▶ _What you have to do_
Repeat the data exactly, with every line included.

▶ _Study material_
■ ■ ■ ■
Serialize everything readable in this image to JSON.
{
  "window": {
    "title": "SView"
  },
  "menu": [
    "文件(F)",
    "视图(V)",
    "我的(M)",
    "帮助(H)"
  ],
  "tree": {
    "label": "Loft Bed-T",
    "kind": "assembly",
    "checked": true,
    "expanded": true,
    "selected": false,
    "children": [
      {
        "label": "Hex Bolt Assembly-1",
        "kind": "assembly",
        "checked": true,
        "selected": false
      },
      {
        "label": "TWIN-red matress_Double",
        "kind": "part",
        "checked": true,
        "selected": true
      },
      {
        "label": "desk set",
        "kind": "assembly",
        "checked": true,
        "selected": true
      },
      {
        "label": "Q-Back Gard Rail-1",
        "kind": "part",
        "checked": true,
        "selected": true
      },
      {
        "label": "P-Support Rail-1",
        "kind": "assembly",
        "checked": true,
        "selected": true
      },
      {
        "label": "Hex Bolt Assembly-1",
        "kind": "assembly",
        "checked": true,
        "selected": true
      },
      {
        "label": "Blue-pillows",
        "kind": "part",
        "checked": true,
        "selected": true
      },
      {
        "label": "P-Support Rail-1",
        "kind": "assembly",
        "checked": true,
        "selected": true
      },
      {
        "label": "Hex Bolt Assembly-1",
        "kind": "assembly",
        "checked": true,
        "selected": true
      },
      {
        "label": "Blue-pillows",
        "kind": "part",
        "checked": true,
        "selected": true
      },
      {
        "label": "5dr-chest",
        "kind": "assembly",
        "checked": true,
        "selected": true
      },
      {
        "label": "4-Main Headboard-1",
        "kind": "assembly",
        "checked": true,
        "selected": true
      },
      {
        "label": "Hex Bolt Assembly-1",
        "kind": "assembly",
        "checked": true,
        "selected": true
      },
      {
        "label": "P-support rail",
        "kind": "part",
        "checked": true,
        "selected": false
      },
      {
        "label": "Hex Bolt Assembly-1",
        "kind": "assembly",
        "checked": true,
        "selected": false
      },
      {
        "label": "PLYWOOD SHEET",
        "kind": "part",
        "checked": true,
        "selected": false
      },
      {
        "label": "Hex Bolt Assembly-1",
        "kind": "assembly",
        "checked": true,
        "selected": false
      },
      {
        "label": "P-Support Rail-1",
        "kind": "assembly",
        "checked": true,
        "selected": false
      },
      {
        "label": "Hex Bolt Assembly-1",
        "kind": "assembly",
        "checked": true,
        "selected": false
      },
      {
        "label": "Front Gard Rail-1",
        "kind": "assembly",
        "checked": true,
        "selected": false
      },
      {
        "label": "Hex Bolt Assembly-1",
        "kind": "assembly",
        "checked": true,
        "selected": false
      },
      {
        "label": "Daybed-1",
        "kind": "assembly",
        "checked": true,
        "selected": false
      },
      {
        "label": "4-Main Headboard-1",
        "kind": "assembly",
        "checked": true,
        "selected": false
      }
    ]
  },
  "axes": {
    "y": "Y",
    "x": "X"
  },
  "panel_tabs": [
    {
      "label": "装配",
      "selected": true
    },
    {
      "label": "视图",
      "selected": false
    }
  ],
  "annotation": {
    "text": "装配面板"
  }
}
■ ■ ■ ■
▶ _Response to this task_
Serialize everything readable in this image to JSON.
{
  "window": {
    "title": "SView"
  },
  "menu": [
    "文件(F)",
    "视图(V)",
    "我的(M)",
    "帮助(H)"
  ],
  "tree": {
    "label": "Loft Bed-T",
    "kind": "assembly",
    "checked": true,
    "expanded": true,
    "selected": false,
    "children": [
      {
        "label": "Hex Bolt Assembly-1",
        "kind": "assembly",
        "checked": true,
        "selected": false
      },
      {
        "label": "TWIN-red matress_Double",
        "kind": "part",
        "checked": true,
        "selected": true
      },
      {
        "label": "desk set",
        "kind": "assembly",
        "checked": true,
        "selected": true
      },
      {
        "label": "Q-Back Gard Rail-1",
        "kind": "part",
        "checked": true,
        "selected": true
      },
      {
        "label": "P-Support Rail-1",
        "kind": "assembly",
        "checked": true,
        "selected": true
      },
      {
        "label": "Hex Bolt Assembly-1",
        "kind": "assembly",
        "checked": true,
        "selected": true
      },
      {
        "label": "Blue-pillows",
        "kind": "part",
        "checked": true,
        "selected": true
      },
      {
        "label": "P-Support Rail-1",
        "kind": "assembly",
        "checked": true,
        "selected": true
      },
      {
        "label": "Hex Bolt Assembly-1",
        "kind": "assembly",
        "checked": true,
        "selected": true
      },
      {
        "label": "Blue-pillows",
        "kind": "part",
        "checked": true,
        "selected": true
      },
      {
        "label": "5dr-chest",
        "kind": "assembly",
        "checked": true,
        "selected": true
      },
      {
        "label": "4-Main Headboard-1",
        "kind": "assembly",
        "checked": true,
        "selected": true
      },
      {
        "label": "Hex Bolt Assembly-1",
        "kind": "assembly",
        "checked": true,
        "selected": true
      },
      {
        "label": "P-support rail",
        "kind": "part",
        "checked": true,
        "selected": false
      },
      {
        "label": "Hex Bolt Assembly-1",
        "kind": "assembly",
        "checked": true,
        "selected": false
      },
      {
        "label": "PLYWOOD SHEET",
        "kind": "part",
        "checked": true,
        "selected": false
      },
      {
        "label": "Hex Bolt Assembly-1",
        "kind": "assembly",
        "checked": true,
        "selected": false
      },
      {
        "label": "P-Support Rail-1",
        "kind": "assembly",
        "checked": true,
        "selected": false
      },
      {
        "label": "Hex Bolt Assembly-1",
        "kind": "assembly",
        "checked": true,
        "selected": false
      },
      {
        "label": "Front Gard Rail-1",
        "kind": "assembly",
        "checked": true,
        "selected": false
      },
      {
        "label": "Hex Bolt Assembly-1",
        "kind": "assembly",
        "checked": true,
        "selected": false
      },
      {
        "label": "Daybed-1",
        "kind": "assembly",
        "checked": true,
        "selected": false
      },
      {
        "label": "4-Main Headboard-1",
        "kind": "assembly",
        "checked": true,
        "selected": false
      }
    ]
  },
  "axes": {
    "y": "Y",
    "x": "X"
  },
  "panel_tabs": [
    {
      "label": "装配",
      "selected": true
    },
    {
      "label": "视图",
      "selected": false
    }
  ],
  "annotation": {
    "text": "装配面板"
  }
}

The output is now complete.